I skipped the requisite holiday blogging, I know. Travel to Internet-free zone, sleeping on floors, catching up with family, demanding in-laws, 9-hour drive, virulent stomach flu, blah, blah, blah... I have excuses in spades.
But it was lovely, when I wasn't being puked on: home-candied lemon peel, a stollen fail, thoughtful presents, a trip to the aquarium, baby's first cookie decorating, our traditional Christmas Eve mac and cheese (made proper-like, with béchamel, and then utterly desecrated by ketchup), running in the sand, croissants and Vietnamese coffee in Little Saigon.
And now we're back home, sorting and discarding and organizing and improving like crazy after two weeks of suitcase living. It feels good.
So does my weekly (if I feel like it) ritual of Sunday cooking: slow-cooked meat dinner, prep for meals throughout the week, a batch of bread dough to refrigerate and pull out in chunks for fresh bread all week, the transformation my farmers' market picks into deliciousness. Well, often something resembling good, at least.
But this Sunday's beans and lamb were delicious, even if the picture looks like sludge.
This may be the best use for lamb neck bones, if you hesitate to use the little suckers for broth and waste those tiny, tiny pockets of meat. If you don't happen to have a whole lamb in the freezer (did I mention we bought a lamb?), this is a great economical use for kabob or stew meat or other cuts because it uses meat as a condiment more than anything, a way to make your beans taste fantastic. This is based on a Turkish recipe from The Sultan's Kitchen, by Ozcan Ozan, but reminded me of the ribollita W. and I ate in Italy ages and ages ago.

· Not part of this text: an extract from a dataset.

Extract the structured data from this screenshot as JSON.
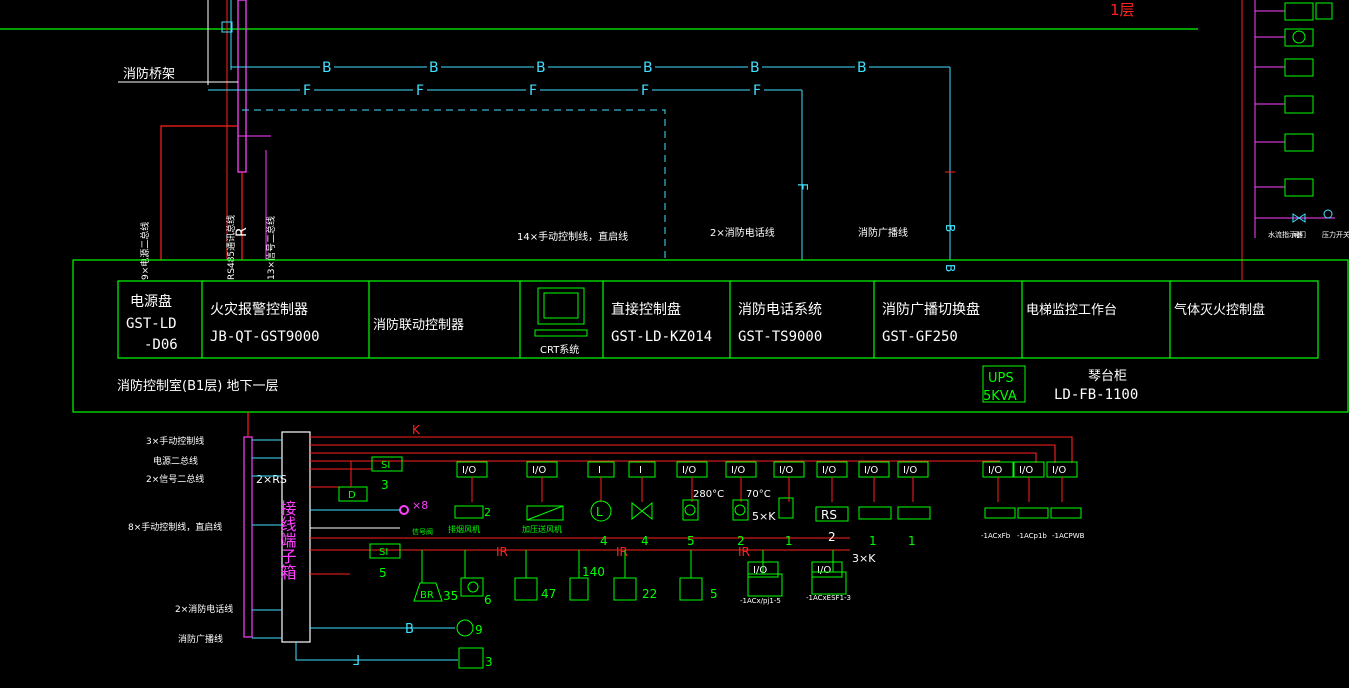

This is an easy recipe, but don't forget to soak your beans the night before.
Lamb with white beans2 c. great northern beans, soaked overnight & drained2 T. butter1-1/2 pounds lamb neck bones (or meat in 1-inch cubes)1/2 onion, chopped4 garlic cloves, peeled1 T. tomato paste1 can plum tomatoes, drained and chopped1/2 t. dried red pepper flakes (add more if you don't have a toddler joining you for dinner)2 c. watersalt & peppera small handful of dried mushrooms, optional1 red bell pepper, choppedMelt the butter, over med-high heat, in a Dutch oven or cast-iron casserole or other dish with a lid that can go in the oven. Brown lamb in the butter--don't worry about it foaming. Getting it brown on all sides will take 5-10 minutes. Add onion and garlic and cook 3 minutes, stirring occasionally.Add the next chunk of ingredients--tomato paste through salt and pepper--plus the beans.
(Note: I tossed in a couple dried oyster mushrooms here because we get them from our CSA. They made dish even better, although I'll admit to pulling them out of my serving at dinner because the texture of mushrooms is one of my residual childhood hatreds. I'll bet some chopped kale added at this point would be good too.)Cover, turn heat to maintain a simmer, and cook 45 minutes.Preheat oven to 350 degrees. Add bell peppers to the lamb and beans and stir. Cover and cook in oven 1 hour, or until tender. Check beans, adding a bit more water if they look dried out. The final dish will be like a thick stew, with some beans falling apart to make a creamy sauce.You could gild the lily with some sausages and toasted bread crumbs, but we just had a green salad on the side and called it good.